September 2019

School of Social Work Names Endowed Professorship

September 19, 2019    |  

The University of Maryland School of Social Work (UMSSW) welcomes Brenda Jones Harden, PhD, MSW, as the school’s first Alison Richman Professor for Children and Families.

Brenda Jones Harden, PhD, MSW, and Richard P. Barth, PhD, MSW, dean of the University of Maryland School of Social Work.

Brenda Jones Harden, PhD, MSW, and Richard P. Barth, PhD, MSW, dean of the University of Maryland School of Social Work.

Jones Harden earned her MSW degree from New York University and her PhD in Developmental and Clinical Psychology from Yale University. Before her arrival at the University of Maryland, Baltimore (UMB), she worked at the University of Maryland, College Park as a professor with several years of leadership in child welfare and early childhood mental health research.

“I am thrilled that the Alison Richman Professorship has given us the opportunity to add Brenda Jones Harden to our faculty,” said Richard P. Barth, PhD, MSW, dean of the School of Social Work. “Brenda is one of the nation’s leading scholars on early childhood services and child welfare services. Her background as a social worker and her training as a developmentalist create a deep pool of talent that we will richly enjoy.” 

The Alison Richman Professor for Children and Families, named after Alison L. Richman, MSW ’84, offers UMSSW the opportunity to continue to attract and support great faculty in what has historically been the school’s strongest area of research, Barth said. The professorship was endowed in honor of Richman by her family in recognition of her dedication to excellence in children and family services. The Alison Richman Professorship will provide the named professor with additional resources to support the appointee’s research, scholarship, and travel for the dissemination of scholarship.

“We are currently engaged in children’s services research and training in every Maryland county and nearly every state. We have a history of creating interventions and bringing those — and other evidence-based practices — to scale,” Barth continued. “We are continuously engaged in improving this work and showing its impact. To optimize our ambition to translate research into genuine, transformative benefit for children, families, and their communities is a huge job. The resources from this professorship will bring critically important additional expertise to our school. For that, the UMSSW and all of UMB should be profoundly grateful.”

An investiture ceremony was held for Jones Harden on Sept. 11 in the Gladhill Boardroom of the Health Sciences and Human Services Library.

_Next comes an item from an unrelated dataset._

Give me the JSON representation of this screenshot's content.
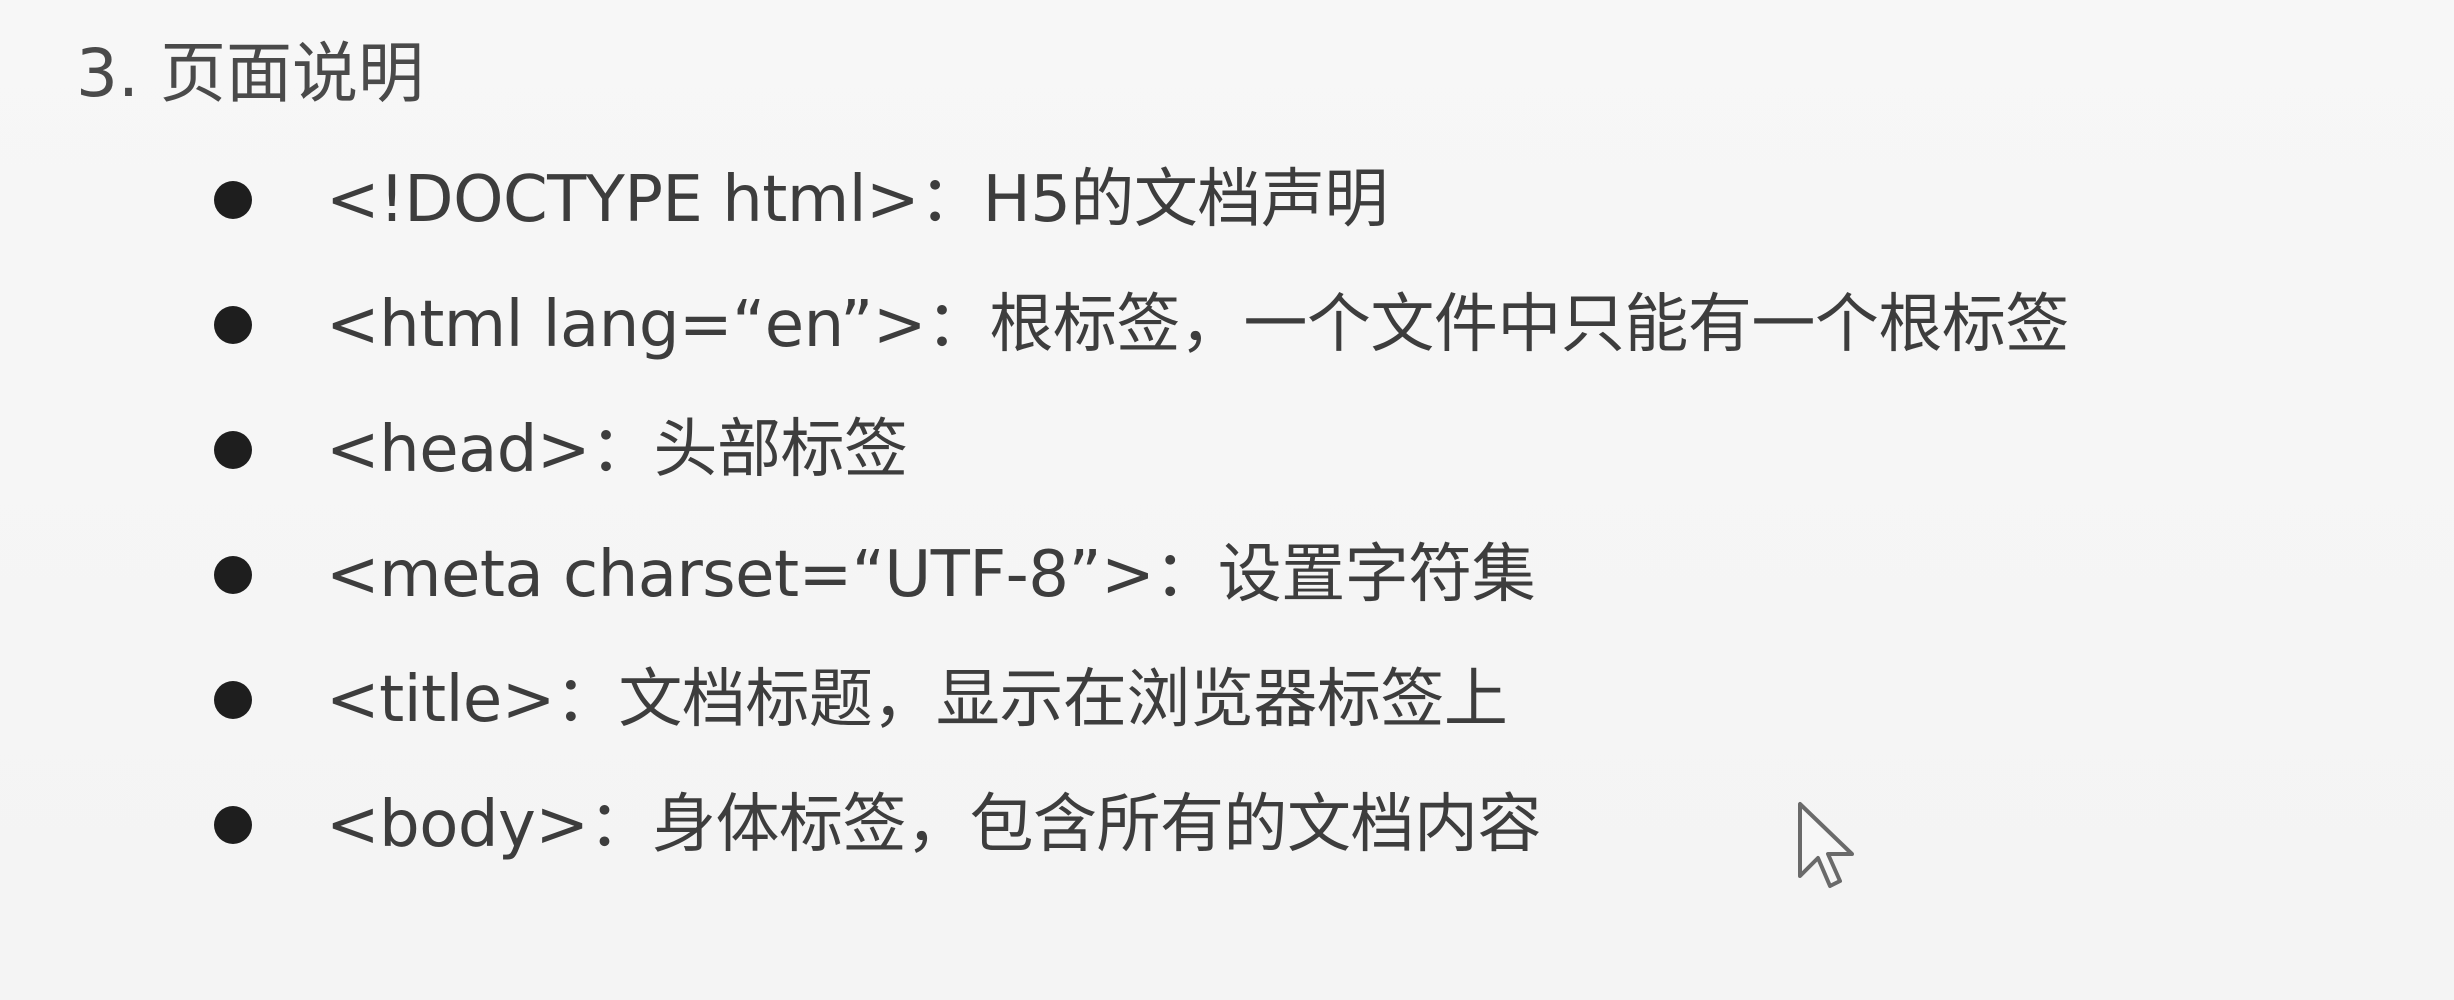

“I will be honest, this fanfare pushes me a little outside of my comfort zone. As my parents will attest, I have hated photos and being the center of a group’s attention since I was an infant,” Jones Harden said.

“In some ways, I still am the social worker I was when I first started this work more years ago than I care to mention. I remember being humbled by the families whom I met on my daily home visits [before home visitation reached the national policy agenda] on the lower east side of Manhattan, in the South Bronx, in Brownsville and East New York in Brooklyn. Parenthetically, I also remember my mother saying she did not raise her child to be climbing the stairs in tenements and high-rise apartment projects in NYC.”

Jones Harden said she wanted to make a difference in the world but was clear she was “but a cog in the wheel.”

“I am satisfied — no, gratified — to remain a cog in the wheel that is pushing for better lives for children, particularly young children, who grow up in poverty,” she said.

Although the data show that poverty is decreasing in the United States, the poverty rates for young children remain astronomically high, said Jones Harden. National data suggest that 45 percent of infants live in low-income families and 23 percent live in poor families, she said, noting that 69 percent of black infants and toddlers and 63 percent of Latino infants and toddlers live in low-income families.

One of her favorite economists, Greg Duncan, underscores that poverty has a pernicious impact on very young children — worse outcomes overall and more long-term effects. In one of his papers, he emphasizes the role of “omitted variables” — the concomitants of poverty that lead to the poor child outcomes that are commonly known; for example, parental mental health and substance use challenges, intimate partner violence, compromised parenting, and maltreatment.

“I am particularly interested in the parenting and maltreatment ‘omitted variables’ from a practice and research perspective,” she said. “That young children are disproportionate victims of maltreatment [30 percent of maltreated children are younger than 3] makes me particularly invested in this arena. So, I am happy to be a cog in the wheel of promoting the development of parents who are at risk of maltreating their children and enhancing the well-being of children who are at risk of maltreatment.”

Jones Harden said while most of her current projects focus on evaluating primary and secondary interventions during early childhood, she is beginning to study perinatal risks and their implications for parenting during infancy and for infant outcomes, particularly for African-American women who have been found to be particularly vulnerable to perinatal mortality and morbidity, and the associated high rates of infant mortality and morbidity among this population.

In her closing remarks at the investiture ceremony, she thanked her family, “who implicitly taught me and supported me to live by the principle that to whom much is given much is expected.

“I thank my husband, who quietly supports me to do all the million things that I do. I thank my own little girls who I hope are learning that they can be moms and professionals at the same time, though they may not get an A grade in either,” she continued.